1. The Empathy Exams by Leslie Jamison Another book Ruby has been begging me to read for years. A collection of delightfully engaging essays, The Empathy Exams makes the best argument for essay collections ever. Striking the balance between getting to know the author and understanding her world, while still making time for excellent story telling is hard to come by. If you like Chloe Caldwell or Donald Miller, pick up a copy.
2. Too Much and Not the Mood by Durga Chew-Bose Yet another essay collection; can you tell I have a favorite genre? I don't watch TV often, but I suppose this is the closest thing as far as literature goes. A great essay can stand alone, but when read back to back on a delayed F train, can suck you in. Remember when I bought copies of Bluets for five friends? This might be my next obsession. The essays "Since Living Alone" and "Summer Pictures" turned out to be my favorites. Follow Ruby's advice and skip the first essay (ninety-something pages) and revisit after you've fallen in love with Durga Chew-Bose's voice.
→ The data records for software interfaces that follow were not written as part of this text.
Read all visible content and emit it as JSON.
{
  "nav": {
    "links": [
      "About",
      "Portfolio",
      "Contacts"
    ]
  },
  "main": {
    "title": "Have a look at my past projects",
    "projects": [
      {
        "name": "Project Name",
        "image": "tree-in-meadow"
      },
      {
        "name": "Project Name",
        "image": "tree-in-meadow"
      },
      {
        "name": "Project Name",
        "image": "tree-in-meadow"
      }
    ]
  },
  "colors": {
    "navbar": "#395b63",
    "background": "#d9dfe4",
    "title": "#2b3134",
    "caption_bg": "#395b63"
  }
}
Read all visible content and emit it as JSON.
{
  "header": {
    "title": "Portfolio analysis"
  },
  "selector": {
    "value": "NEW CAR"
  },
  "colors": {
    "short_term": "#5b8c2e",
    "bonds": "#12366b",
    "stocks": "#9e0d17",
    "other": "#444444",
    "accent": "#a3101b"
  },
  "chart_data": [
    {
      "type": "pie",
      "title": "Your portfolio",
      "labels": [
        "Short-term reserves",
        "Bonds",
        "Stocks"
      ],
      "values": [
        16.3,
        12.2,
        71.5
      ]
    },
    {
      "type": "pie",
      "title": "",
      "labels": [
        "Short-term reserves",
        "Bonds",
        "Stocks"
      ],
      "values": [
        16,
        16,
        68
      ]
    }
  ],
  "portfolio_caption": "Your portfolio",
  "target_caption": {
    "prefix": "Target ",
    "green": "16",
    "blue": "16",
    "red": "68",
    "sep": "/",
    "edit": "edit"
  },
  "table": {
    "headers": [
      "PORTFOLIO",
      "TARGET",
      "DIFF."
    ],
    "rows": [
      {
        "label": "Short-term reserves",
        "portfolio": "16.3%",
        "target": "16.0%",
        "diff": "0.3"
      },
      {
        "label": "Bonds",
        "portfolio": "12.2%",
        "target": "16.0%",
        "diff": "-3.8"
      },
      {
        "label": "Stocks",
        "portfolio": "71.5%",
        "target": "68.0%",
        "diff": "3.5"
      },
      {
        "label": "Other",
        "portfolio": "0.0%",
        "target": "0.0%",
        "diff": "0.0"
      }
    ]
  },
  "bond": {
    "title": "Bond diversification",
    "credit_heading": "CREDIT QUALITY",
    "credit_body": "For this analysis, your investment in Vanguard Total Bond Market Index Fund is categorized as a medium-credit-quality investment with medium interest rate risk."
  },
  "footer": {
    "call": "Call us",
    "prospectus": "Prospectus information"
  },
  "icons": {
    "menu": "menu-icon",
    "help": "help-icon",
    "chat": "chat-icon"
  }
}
3. Neighborhood: Hearty Salads and Plant-Based Recipes from Home and Abroad by Hetty McKinnon My cookbook obsession is no secret. I'll take it all-classic, gluten free, desserts only, whatever. But this is the first time a cookbook has felt absolutely perfect. My beloved Han sent this to my new apartment in Brooklyn. The timing couldn't have been more ideal. The recipes are primarily salads, but the kind you actually look forward to eating for dinner. The author resides in the nearby Carroll Gardens, which gives it a perfectly local feel. Inspired, I made my way to my local farmer's market just this week.
4. Saint Maybe by Anne Tyler Travel via the subway versus car has afforded me much more reading time. While I usually like to stick to short reading (Real Simple, let's be honest), traveling during the middle of the day has made seating and therefore comfortable reading, more of an option. Anne Tyler is an author I've long been recommended, but never picked up. At a used book store in Kansas City, I was drawn to the familiar name and went for it. Saint Maybe is a survey of the life of a family-the excitement of new love, the devastation of loss, and the natural quirks that make family, family. Don't expect a complex family tree that requires note taking and online research. Do expect to be swept up in an almost perfect story, bursting with character.
5. Goodbye, Vitamin by Rachel Khong Much anticipated, highly Instagrammable, and presumably a lovely end of summer read, I was thrilled when Ruby gave me a copy of Goodbye Vitamin. I'd heard Rachel Khong on The Lit Up Show and was instantly attracted to her storytelling. The book is about Alzheimer's disease, but also really about what it means to come home as an adult. I loved the structure, which made it easy to devour on a Tuesday night. If you're a fan of modern fiction, but like a little bit of backbone, try this book.
As always, picking up these books from local, independent book sellers is the most fun and community-driven way to shop.